Reading time: Less than 1 minute
I like to share interesting pieces of figurative language I encounter in my reading. I write today about a simile from Katherine Ashenburg…
California has enacted water restrictions for the first time in state history. For some cities — such as Sacramento — this will mean cutting water usage by up to 35 percent. Perhaps predictably, this now has some people speculating about the horrible waste of water in the daily-shower habit.
The U.S. Geological Survey estimates that showerheads spray up to two and a half gallons of water per minute. If the average shower lasts eight minutes, (as it does, according to the U.S. Environmental Protection Agency), then that’s up to 20 gallons of water, every shower. Multiply that by the number of residents of California and you get to some scary big numbers.
In an interesting piece in New York Magazine writer Melissa Dahl speculates that the end of the daily shower may be on its way. In order to support her observation, she presents information from the 2007 book The Dirt on Clean, by Katherine Ashenburg.
Better yet, she interviews Ashenburg, who offers a fabulous simile. “We’re pouring so many liters of water over ourselves to remove, essentially, just a few specks; it’s an extraordinary thing to do,” Ashenburg says. “It’s kind of like we’re killing a butterfly with a hammer.”

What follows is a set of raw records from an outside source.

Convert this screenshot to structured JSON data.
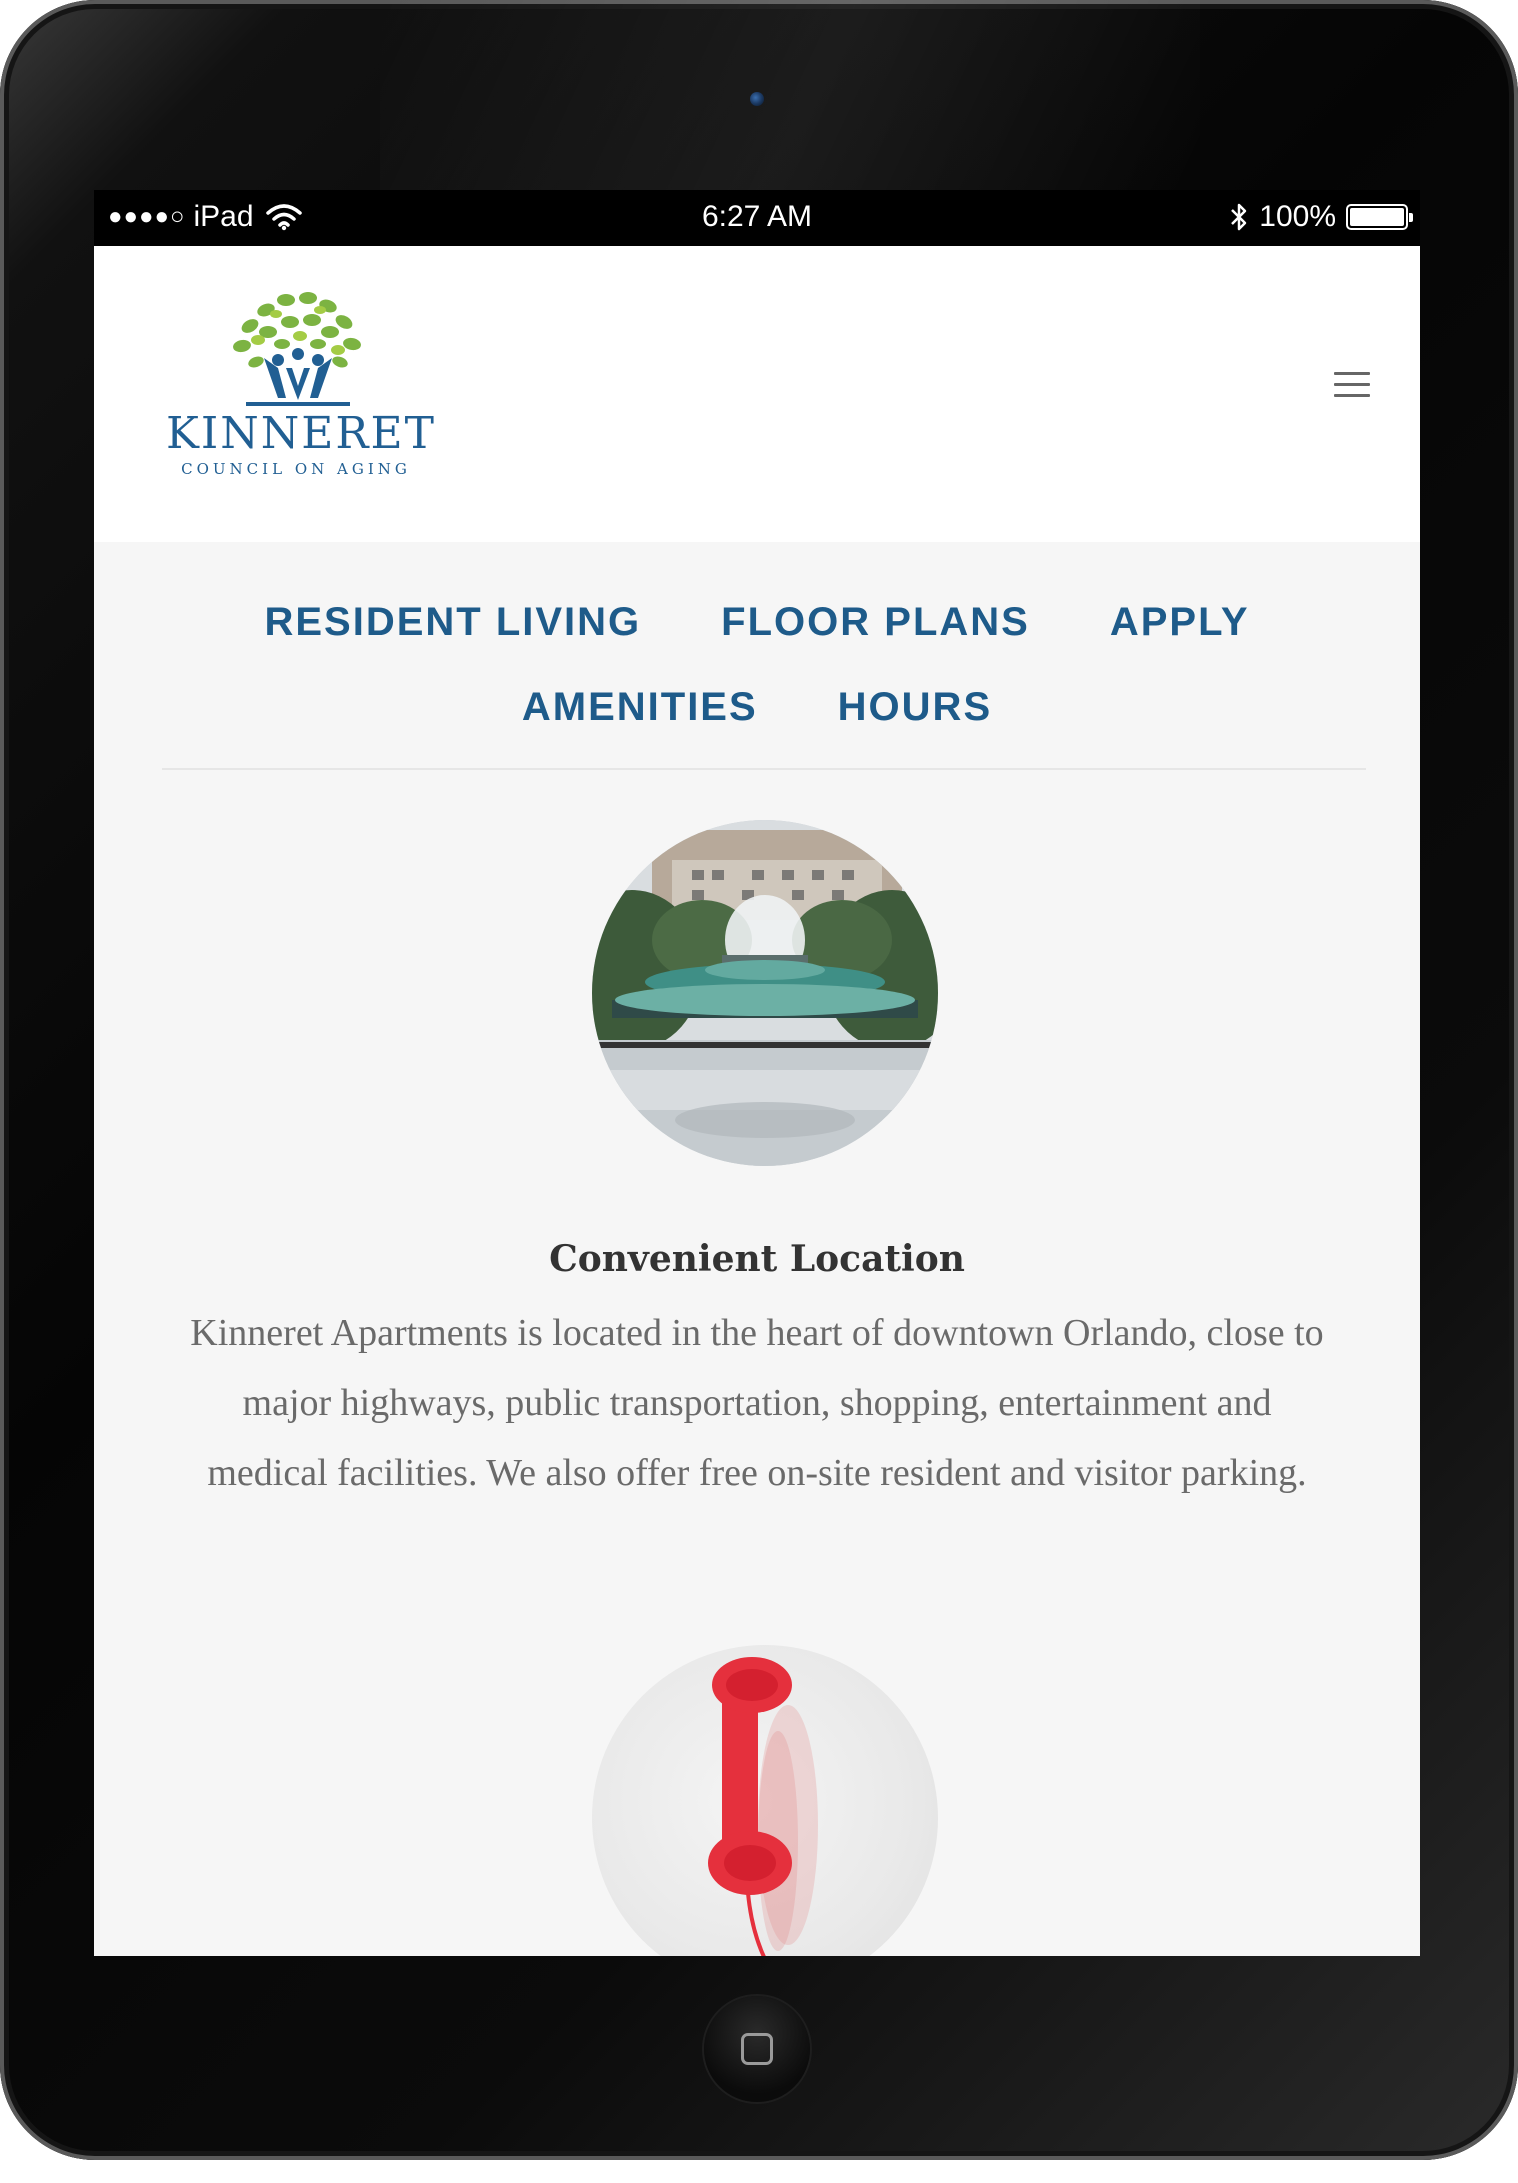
{
  "status_bar": {
    "signal": "●●●●○",
    "carrier": "iPad",
    "time": "6:27 AM",
    "battery": "100%"
  },
  "header": {
    "logo_name": "KINNERET",
    "logo_subtitle": "COUNCIL ON AGING",
    "menu_icon": "hamburger-icon"
  },
  "nav": {
    "row1": [
      "RESIDENT LIVING",
      "FLOOR PLANS",
      "APPLY"
    ],
    "row2": [
      "AMENITIES",
      "HOURS"
    ]
  },
  "feature": {
    "title": "Convenient Location",
    "text": "Kinneret Apartments is located in the heart of downtown Orlando, close to major highways, public transportation, shopping, entertainment and medical facilities.  We also offer free on-site resident and visitor parking."
  },
  "colors": {
    "nav_link": "#1e5b8a",
    "logo_blue": "#215f93",
    "logo_green": "#7cb342"
  }
}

The article goes on to explain that it’s possible to shower weekly rather than daily without abandoning personal hygiene. Not sure I’ll be able to manage it but it’s interesting food for thought…